Jesus Is Still Hungry and Thirsty
A fourth reason for the works of mercy is quite simply that Jesus is still in need in the neediest of his brothers and sisters. He tells us that he is still hungry, thirsty, naked, homeless, sick, and in prison in his disciples. He suffered these things in his own lifetime on earth and continues to suffer them through the members of his Mystical Body. We need to reach out to alleviate the needs Jesus is still experiencing by ministering to his least brothers and sisters. Not only do they depend on us to relieve their needs of hunger and thirst and the like, but we depend on them for opportunities to serve. Without such opportunities, our lives would be the poorer spiritually. Mother Teresa of Calcutta once told me: “We will only know in Heaven how much good has come to us through all those who are in need, such as the sick, the hungry, and the homeless. This is because we cannot do anything for God in Heaven! In Heaven God is perfectly happy! He has everything he wants! So what did God do? God became man! Now we can do something for him because he said, ‘I was hungry and you fed me! I was thirsty and you gave me something to drink!'” What Mother Teresa was saying in her profound simplicity and wisdom was that we have as much need to give to Jesus in the poor as the poor have need to receive from us as Jesus’ disciples! Mother Teresa frequently emphasized the sublime dignity we have of serving Jesus in the distressing disguise of the poorest of the poor through whom Jesus so often approaches us. As she once put it, “We should not serve the poor like they were Jesus.
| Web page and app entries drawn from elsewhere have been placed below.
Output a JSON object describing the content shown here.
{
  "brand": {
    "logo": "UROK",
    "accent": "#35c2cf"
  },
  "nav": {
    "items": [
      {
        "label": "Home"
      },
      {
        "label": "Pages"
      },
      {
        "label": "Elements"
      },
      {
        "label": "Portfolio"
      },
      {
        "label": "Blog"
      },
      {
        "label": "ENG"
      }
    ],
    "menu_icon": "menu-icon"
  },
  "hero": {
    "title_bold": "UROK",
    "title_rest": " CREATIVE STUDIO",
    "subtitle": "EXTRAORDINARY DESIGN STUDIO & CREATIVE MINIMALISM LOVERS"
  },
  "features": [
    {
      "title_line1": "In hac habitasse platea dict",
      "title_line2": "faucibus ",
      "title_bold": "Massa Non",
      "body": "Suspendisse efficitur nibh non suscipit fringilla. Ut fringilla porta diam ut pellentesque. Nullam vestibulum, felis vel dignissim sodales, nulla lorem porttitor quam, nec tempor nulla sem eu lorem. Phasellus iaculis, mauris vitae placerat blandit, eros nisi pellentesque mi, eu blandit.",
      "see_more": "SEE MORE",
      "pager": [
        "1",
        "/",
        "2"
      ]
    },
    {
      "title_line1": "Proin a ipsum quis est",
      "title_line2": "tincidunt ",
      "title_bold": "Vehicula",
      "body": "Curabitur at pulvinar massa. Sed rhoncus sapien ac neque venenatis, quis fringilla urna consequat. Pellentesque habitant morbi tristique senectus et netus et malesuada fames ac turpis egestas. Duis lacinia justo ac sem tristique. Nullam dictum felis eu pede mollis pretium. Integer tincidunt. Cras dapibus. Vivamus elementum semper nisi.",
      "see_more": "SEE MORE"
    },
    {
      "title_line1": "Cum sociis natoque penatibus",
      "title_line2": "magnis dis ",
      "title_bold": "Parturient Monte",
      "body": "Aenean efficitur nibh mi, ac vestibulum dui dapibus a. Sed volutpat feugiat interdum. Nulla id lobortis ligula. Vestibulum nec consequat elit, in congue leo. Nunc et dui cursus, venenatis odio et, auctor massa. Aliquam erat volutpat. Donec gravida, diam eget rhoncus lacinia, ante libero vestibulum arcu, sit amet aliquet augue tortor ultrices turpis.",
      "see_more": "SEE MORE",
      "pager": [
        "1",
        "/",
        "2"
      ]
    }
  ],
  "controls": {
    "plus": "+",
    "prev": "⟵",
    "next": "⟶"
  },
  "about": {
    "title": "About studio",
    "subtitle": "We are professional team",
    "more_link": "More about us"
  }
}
We should serve the poor because they are Jesus.” The corporal and spiritual works of mercy are our ways to serve Jesus even now.
by Fr. Andrew Apostoli, C.F.R.